LD: Arthur Hugh Clough, Victorian poet (1819-1861), was best known for his shorter poems, especially the 16-line ‘Say not the Struggle Nought Availeth’. Clough was a great influence on TS Eliot because of his intense preoccupation with the ‘God question’, fluctuating between doubt and belief.
The title of the poem below is either ironic or ought to be in inverted commas—’There is no God’. The author clearly believes that most of the people who say ‘There is no God’ , are young, foolish, empty-headed, and shallow; whereas those who believe in God tend to be older and wiser. Their faith is based on their personal experience in the school of suffering.
That the author believes in something akin to God —”something very like Him”, to quote his own words—is clear from his most famous 16-line poem ‘Say Not the Struggle Nought Availeth’. (See video below). Published in 1850, at the height of Queen Victoria’s reign when the British Empire was at its noonday peak, this poem is to be found in every single anthology of English poetry. It is one of the great inspirational poems of the English language. [LD]
THERE IS NO GOD
By Arthur Hugh Clough
‘There is no God,’ the wicked saith,
‘And truly it’s a blessing,
For what he might have done with us
It’s better only guessing.’
‘There is no God,’ a youngster thinks,
‘Or really, if there may be,
He surely did not mean a man
Always to be a baby.’
‘There is no God, or if there is,’
The tradesman thinks, ‘’twere funny
If he should take it ill in me
To make a little money.’
‘Whether there be,’ the rich man says,
‘It matters very little,
For I and mine, thank somebody,
Are not in want of victual.’
Some others, also, to themselves,
Who scarce so much as doubt it,
Think there is none, when they are well,
And do not think about it.
But country folks who live beneath
The shadow of the steeple;
The parson and the parson’s wife,
And mostly married people;
Youths green and happy in first love,
So thankful for illusion;
And men caught out in what the world
Calls guilt, in first confusion;
And almost everyone when age,
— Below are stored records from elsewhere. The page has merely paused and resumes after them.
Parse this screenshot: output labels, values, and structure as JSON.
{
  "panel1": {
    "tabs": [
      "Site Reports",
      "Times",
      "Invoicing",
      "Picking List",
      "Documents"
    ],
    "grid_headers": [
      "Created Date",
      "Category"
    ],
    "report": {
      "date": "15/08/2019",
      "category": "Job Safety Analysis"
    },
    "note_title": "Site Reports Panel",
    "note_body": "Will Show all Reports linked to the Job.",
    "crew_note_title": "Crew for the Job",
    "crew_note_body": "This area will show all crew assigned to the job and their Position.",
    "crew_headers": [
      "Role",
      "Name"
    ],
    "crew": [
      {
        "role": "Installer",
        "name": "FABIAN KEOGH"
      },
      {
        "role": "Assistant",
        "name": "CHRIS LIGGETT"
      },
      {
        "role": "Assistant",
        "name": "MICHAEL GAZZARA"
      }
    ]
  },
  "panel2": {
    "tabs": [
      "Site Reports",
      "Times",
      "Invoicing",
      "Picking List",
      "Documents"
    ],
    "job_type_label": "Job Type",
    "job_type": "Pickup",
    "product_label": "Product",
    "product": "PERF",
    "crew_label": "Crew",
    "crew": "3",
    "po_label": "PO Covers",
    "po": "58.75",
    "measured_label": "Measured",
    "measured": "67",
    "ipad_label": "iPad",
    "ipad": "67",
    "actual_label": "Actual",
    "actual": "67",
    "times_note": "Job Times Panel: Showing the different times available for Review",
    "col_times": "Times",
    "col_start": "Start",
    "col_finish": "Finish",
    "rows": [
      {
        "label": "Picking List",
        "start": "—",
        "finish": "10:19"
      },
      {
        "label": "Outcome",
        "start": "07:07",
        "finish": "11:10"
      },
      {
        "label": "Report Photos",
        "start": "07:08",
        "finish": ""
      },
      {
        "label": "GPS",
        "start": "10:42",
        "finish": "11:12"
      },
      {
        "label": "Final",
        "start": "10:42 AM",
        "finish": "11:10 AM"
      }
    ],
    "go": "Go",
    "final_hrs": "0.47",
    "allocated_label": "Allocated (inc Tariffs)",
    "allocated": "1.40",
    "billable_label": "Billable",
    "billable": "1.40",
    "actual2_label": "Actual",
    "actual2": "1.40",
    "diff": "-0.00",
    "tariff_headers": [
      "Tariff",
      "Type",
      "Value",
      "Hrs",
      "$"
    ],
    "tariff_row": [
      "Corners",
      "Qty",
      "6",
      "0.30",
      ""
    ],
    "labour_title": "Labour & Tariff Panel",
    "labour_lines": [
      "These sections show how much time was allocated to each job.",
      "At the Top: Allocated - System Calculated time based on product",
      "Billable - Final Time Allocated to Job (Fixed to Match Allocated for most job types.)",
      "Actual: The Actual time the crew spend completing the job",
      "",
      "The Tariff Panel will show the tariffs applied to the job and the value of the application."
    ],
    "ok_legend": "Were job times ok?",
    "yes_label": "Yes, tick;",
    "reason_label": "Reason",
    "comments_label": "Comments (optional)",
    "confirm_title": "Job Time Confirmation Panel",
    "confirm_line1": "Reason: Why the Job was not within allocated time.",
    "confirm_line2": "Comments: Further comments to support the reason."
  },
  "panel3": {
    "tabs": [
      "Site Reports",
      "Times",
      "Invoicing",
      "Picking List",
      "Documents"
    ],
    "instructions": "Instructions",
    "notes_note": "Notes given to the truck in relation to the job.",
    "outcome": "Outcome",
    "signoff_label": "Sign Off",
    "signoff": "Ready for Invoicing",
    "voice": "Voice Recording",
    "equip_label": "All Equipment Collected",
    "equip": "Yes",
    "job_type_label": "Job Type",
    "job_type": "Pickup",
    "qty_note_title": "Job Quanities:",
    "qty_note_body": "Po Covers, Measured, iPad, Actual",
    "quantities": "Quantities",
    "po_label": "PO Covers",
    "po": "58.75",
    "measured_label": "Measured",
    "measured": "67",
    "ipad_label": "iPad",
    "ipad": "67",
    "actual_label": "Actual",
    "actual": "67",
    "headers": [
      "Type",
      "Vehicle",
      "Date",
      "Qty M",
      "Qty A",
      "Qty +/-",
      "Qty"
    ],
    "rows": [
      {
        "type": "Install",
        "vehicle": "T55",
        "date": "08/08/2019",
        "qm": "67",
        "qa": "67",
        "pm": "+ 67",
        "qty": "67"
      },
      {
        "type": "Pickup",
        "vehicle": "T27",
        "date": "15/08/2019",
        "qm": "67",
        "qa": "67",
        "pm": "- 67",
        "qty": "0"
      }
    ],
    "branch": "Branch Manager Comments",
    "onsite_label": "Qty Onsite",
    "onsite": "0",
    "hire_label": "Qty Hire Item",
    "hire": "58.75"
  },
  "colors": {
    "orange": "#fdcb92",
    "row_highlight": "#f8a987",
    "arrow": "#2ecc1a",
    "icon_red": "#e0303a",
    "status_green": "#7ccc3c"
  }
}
Disease, or sorrows strike him,
Inclines to think there is a God,
Or something very like Him.
Say not the Struggle Nought Availeth’ superbly read by Paul Scofield.
VIDEO : 1.02 mins